* EXERCISE DETAILS *
From the first entry to the last, copy each one exactly.

* EXCERPTED RECORDS *

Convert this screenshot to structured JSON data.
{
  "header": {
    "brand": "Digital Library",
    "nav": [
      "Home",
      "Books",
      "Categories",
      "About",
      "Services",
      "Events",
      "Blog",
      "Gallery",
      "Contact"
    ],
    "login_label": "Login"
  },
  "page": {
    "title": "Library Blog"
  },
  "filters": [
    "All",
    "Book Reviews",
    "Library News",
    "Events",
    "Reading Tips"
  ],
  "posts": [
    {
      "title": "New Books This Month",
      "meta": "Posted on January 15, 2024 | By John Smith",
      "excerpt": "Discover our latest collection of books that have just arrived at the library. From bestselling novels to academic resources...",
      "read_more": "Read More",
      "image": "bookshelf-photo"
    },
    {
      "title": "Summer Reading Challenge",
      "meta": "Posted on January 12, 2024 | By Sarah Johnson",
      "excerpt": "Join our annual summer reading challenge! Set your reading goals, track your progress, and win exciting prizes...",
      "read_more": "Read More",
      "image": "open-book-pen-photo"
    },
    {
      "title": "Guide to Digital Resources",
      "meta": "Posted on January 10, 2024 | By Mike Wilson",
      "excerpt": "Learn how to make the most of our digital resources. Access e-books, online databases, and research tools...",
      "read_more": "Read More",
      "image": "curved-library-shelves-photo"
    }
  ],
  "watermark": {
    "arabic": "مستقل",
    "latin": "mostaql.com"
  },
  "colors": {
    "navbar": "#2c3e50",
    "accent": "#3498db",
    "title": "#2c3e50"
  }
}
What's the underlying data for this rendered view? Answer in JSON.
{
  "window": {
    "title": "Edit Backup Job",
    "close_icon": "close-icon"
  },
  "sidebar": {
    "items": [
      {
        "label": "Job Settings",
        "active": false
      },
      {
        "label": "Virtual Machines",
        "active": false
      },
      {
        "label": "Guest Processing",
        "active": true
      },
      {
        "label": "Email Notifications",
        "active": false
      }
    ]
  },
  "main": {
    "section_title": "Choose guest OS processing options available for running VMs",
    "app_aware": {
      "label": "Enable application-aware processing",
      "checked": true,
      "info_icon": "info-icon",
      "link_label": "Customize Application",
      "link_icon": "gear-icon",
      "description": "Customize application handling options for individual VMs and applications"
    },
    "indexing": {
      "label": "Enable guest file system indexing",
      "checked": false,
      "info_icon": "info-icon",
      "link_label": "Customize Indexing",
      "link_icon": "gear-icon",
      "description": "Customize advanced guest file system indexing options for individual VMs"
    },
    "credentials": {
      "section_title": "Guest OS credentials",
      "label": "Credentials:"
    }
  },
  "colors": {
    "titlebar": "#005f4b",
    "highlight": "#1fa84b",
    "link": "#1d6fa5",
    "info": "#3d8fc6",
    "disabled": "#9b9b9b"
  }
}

* ANSWER TO THIS TASK *
Convert this screenshot to structured JSON data.
{
  "header": {
    "brand": "Digital Library",
    "nav": [
      "Home",
      "Books",
      "Categories",
      "About",
      "Services",
      "Events",
      "Blog",
      "Gallery",
      "Contact"
    ],
    "login_label": "Login"
  },
  "page": {
    "title": "Library Blog"
  },
  "filters": [
    "All",
    "Book Reviews",
    "Library News",
    "Events",
    "Reading Tips"
  ],
  "posts": [
    {
      "title": "New Books This Month",
      "meta": "Posted on January 15, 2024 | By John Smith",
      "excerpt": "Discover our latest collection of books that have just arrived at the library. From bestselling novels to academic resources...",
      "read_more": "Read More",
      "image": "bookshelf-photo"
    },
    {
      "title": "Summer Reading Challenge",
      "meta": "Posted on January 12, 2024 | By Sarah Johnson",
      "excerpt": "Join our annual summer reading challenge! Set your reading goals, track your progress, and win exciting prizes...",
      "read_more": "Read More",
      "image": "open-book-pen-photo"
    },
    {
      "title": "Guide to Digital Resources",
      "meta": "Posted on January 10, 2024 | By Mike Wilson",
      "excerpt": "Learn how to make the most of our digital resources. Access e-books, online databases, and research tools...",
      "read_more": "Read More",
      "image": "curved-library-shelves-photo"
    }
  ],
  "watermark": {
    "arabic": "مستقل",
    "latin": "mostaql.com"
  },
  "colors": {
    "navbar": "#2c3e50",
    "accent": "#3498db",
    "title": "#2c3e50"
  }
}
What's the underlying data for this rendered view? Answer in JSON.
{
  "window": {
    "title": "Edit Backup Job",
    "close_icon": "close-icon"
  },
  "sidebar": {
    "items": [
      {
        "label": "Job Settings",
        "active": false
      },
      {
        "label": "Virtual Machines",
        "active": false
      },
      {
        "label": "Guest Processing",
        "active": true
      },
      {
        "label": "Email Notifications",
        "active": false
      }
    ]
  },
  "main": {
    "section_title": "Choose guest OS processing options available for running VMs",
    "app_aware": {
      "label": "Enable application-aware processing",
      "checked": true,
      "info_icon": "info-icon",
      "link_label": "Customize Application",
      "link_icon": "gear-icon",
      "description": "Customize application handling options for individual VMs and applications"
    },
    "indexing": {
      "label": "Enable guest file system indexing",
      "checked": false,
      "info_icon": "info-icon",
      "link_label": "Customize Indexing",
      "link_icon": "gear-icon",
      "description": "Customize advanced guest file system indexing options for individual VMs"
    },
    "credentials": {
      "section_title": "Guest OS credentials",
      "label": "Credentials:"
    }
  },
  "colors": {
    "titlebar": "#005f4b",
    "highlight": "#1fa84b",
    "link": "#1d6fa5",
    "info": "#3d8fc6",
    "disabled": "#9b9b9b"
  }
}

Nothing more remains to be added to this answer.